(Items from an interface collection)
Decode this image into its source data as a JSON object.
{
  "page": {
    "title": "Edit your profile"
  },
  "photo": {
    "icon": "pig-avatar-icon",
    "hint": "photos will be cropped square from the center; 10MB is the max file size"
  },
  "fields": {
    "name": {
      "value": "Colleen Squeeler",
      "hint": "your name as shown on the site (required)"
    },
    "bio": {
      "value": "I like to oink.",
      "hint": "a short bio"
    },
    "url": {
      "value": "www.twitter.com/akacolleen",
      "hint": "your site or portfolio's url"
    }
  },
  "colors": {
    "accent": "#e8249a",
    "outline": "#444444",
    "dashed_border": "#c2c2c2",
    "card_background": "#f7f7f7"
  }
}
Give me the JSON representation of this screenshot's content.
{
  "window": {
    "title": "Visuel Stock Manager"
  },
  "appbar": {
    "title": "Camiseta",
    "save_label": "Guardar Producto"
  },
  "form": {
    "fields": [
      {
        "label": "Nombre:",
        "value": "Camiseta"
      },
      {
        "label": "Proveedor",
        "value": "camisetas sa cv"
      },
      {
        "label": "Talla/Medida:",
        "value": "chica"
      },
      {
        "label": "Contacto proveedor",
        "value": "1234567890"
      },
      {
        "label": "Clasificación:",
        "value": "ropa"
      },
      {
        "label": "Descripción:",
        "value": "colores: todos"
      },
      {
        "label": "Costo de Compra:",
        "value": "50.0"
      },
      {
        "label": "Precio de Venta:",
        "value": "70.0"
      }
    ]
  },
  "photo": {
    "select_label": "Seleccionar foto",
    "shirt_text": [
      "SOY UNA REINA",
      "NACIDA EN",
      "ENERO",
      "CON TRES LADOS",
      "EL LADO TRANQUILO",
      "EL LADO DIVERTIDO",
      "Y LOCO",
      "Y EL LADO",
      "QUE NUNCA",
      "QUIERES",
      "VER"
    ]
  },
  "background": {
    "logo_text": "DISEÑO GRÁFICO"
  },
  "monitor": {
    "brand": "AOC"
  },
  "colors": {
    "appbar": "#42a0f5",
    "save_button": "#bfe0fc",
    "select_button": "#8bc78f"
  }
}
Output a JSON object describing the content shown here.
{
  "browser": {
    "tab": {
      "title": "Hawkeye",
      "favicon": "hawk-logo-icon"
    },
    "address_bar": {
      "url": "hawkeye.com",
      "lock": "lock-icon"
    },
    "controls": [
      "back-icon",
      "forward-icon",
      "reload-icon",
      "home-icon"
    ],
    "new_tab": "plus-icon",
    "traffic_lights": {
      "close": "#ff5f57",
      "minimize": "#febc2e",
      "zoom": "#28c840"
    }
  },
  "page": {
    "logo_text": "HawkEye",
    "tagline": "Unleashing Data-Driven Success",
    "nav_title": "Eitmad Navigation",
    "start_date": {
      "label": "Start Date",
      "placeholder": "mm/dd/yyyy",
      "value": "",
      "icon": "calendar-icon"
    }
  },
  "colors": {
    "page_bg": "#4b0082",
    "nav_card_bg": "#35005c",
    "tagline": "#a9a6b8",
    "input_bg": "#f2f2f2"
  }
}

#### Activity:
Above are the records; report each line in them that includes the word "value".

#### Answer box:
      "value": "Colleen Squeeler",
      "value": "I like to oink.",
      "value": "www.twitter.com/akacolleen",
        "value": "Camiseta"
        "value": "camisetas sa cv"
        "value": "chica"
        "value": "1234567890"
        "value": "ropa"
        "value": "colores: todos"
        "value": "50.0"
        "value": "70.0"
      "value": "",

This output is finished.